Few businesses can completely encumber their assets through conventional commercial loans. They may have poor credit or too little cash flow for interest payments. And in today’s economy, getting loans is indeed difficult. Fortunately, other obligations – as well as cash loans – can serve as the basis for a lien. Liens are commonly used to secure all types of obligations in the normal course of business, and these liens are every bit as valid as cash loans.

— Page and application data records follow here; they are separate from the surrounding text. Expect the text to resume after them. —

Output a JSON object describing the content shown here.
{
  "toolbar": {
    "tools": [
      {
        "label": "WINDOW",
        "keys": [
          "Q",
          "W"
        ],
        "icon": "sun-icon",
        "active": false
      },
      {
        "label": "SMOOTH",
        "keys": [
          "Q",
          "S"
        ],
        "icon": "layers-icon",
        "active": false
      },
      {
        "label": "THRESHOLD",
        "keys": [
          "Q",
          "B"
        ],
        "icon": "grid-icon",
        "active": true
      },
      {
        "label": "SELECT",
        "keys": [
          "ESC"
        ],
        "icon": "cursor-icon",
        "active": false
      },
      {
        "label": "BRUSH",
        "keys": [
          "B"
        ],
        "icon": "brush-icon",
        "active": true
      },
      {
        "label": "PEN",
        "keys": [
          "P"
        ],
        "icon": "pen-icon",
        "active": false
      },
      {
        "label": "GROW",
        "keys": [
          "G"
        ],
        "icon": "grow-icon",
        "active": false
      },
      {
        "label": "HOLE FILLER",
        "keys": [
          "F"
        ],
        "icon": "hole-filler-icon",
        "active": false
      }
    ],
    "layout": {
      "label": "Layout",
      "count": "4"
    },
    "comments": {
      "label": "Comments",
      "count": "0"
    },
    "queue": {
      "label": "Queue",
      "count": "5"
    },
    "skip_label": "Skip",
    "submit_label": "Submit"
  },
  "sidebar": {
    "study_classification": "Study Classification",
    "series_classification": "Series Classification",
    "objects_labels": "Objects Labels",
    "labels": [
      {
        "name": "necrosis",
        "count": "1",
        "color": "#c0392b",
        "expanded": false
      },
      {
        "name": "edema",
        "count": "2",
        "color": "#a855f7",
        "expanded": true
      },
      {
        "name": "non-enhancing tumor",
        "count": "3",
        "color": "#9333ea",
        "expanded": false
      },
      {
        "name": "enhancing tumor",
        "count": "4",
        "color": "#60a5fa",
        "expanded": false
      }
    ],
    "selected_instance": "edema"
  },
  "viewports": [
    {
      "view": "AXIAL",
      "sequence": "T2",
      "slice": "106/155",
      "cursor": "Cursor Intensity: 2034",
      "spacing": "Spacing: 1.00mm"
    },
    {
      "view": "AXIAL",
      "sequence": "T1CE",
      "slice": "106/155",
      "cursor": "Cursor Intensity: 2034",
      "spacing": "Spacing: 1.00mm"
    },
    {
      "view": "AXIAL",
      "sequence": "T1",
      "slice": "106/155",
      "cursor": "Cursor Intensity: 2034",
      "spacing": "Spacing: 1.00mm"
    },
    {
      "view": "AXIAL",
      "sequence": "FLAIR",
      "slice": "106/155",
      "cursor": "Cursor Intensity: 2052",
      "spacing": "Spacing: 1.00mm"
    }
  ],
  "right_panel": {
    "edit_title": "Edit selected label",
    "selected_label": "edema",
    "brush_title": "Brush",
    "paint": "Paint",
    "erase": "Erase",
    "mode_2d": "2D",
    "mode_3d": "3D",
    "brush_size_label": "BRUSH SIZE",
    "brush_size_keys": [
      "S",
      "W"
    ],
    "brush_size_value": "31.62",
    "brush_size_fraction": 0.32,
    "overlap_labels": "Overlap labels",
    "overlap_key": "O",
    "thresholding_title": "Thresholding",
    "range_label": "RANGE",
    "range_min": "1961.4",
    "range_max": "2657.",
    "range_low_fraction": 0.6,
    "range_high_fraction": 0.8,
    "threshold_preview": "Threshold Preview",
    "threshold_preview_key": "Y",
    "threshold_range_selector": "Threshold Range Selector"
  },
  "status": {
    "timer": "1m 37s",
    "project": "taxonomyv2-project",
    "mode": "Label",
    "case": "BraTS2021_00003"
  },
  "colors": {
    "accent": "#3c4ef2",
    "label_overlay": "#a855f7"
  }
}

Furthermore, a lien securing an executory obligation may be more advantageous in some ways over a lien securing a cash loan. For example, there is generally no negative tax or economic consequence from fulfilling or failing to fulfill an executory obligation. You may also have no immediate interest expense. We might structure a security agreement so that the lien is not reduced or paid down until the obligation is fully completed. We can even structure the agreement so that the lien amount increases until the obligation is fulfilled. The secured obligation ensures that the asset never has value to other creditors. Moreover, if your business doesn’t have the cash to pay down a conventional loan, your ‘protected’ property will then be in danger of foreclosure. However, cash shortages won’t affect your ability to fulfill non-monetary obligations, (or rather you could arrange a monetary obligation with a ‘friendly’ entity) so foreclosure wouldn’t be a problem. Nor need you worry about how you’ll get $500,000 to equity-strip a $500,000 business. Cash loans are quantifiable. You can’t get a ‘large’ lien to secure a small loan. However, certain obligations are difficult to quantify. You then have far greater leeway to structure an obligation of ‘equivalent value’ to the cash value of the lien. How then can you create a bona fide obligation to justify a valid lien on your business or other property?
One advanced and innovative method to equity-strip a business, or any other asset, is through the LLC capitalization technique. Two parties would form a limited liability company (LLC) to run a business, whether to consult or to invest. Each member can obligate the other, per written agreement, to contribute capital (assets) to the company so that it has funds to operate. One member contributes a smaller amount of assets up front to capitalize the company. This would be in exchange for a small ownership interest (usually 1-5 percent). The other member promises to make a large capital contribution over time in exchange for an upfront majority ownership interest in the company (95-99 percent). Because the first member contributed his capital up front, and the second member contributed nothing – the LLC liens the second member’s property to ensure that the second member fulfills his obligation to capitalize the LLC over time. As long as the LLC is not considered an ‘insider’ under applicable fraudulent transfer law, the obligation is valid, its fulfillment demonstrable, and the transaction ‘makes sense’ in a business context, you can create a rock-solid lien against the second member’s property or business to secure the executory obligation. Again, the ‘devil is in the details’. It must be properly structured so it’s not seen as a sham on the courts or creditors. This takes sophisticated planning.
There are other examples. Lease agreements often contain a lessor’s lien clause. These liens are not part of an intentional asset protection program; still these liens arise in the normal course of business. The lessor wants to make sure that the lessee fulfills his lease obligations. The lessor then encumbers the lessee’s accounts receivable, furniture, equipment, inventory and other assets. Of course, in this situation, the lessor isn’t actually trying to protect the lessee’s assets against other creditors, yet that is exactly what the lessor is accomplishing. The best type of lessor’s lien, of course, is one held by a friendly lessor. You can then draft the lease and lien terms that best suit your needs.
You have other options. For example, you may sell property from one business to another business and lease it back to the original business. This ‘lease-back’ arrangement has two benefits: You protect the property by titling it to a separate entity, and when you lease the property back to the original entity, you can place a lessor’s lien on a second asset. For example, an LLC could sell an office building to a second LLC, lease the building back to the first LLC and place a lessor’s lien on the first LLC’s accounts receivable. As simple as the concept appears, a lessor’s lien in this or similar circumstances still requires skillful implementation. The goal is to transfer the original asset into a separate entity in a way that it won’t be considered a fraudulent transfer.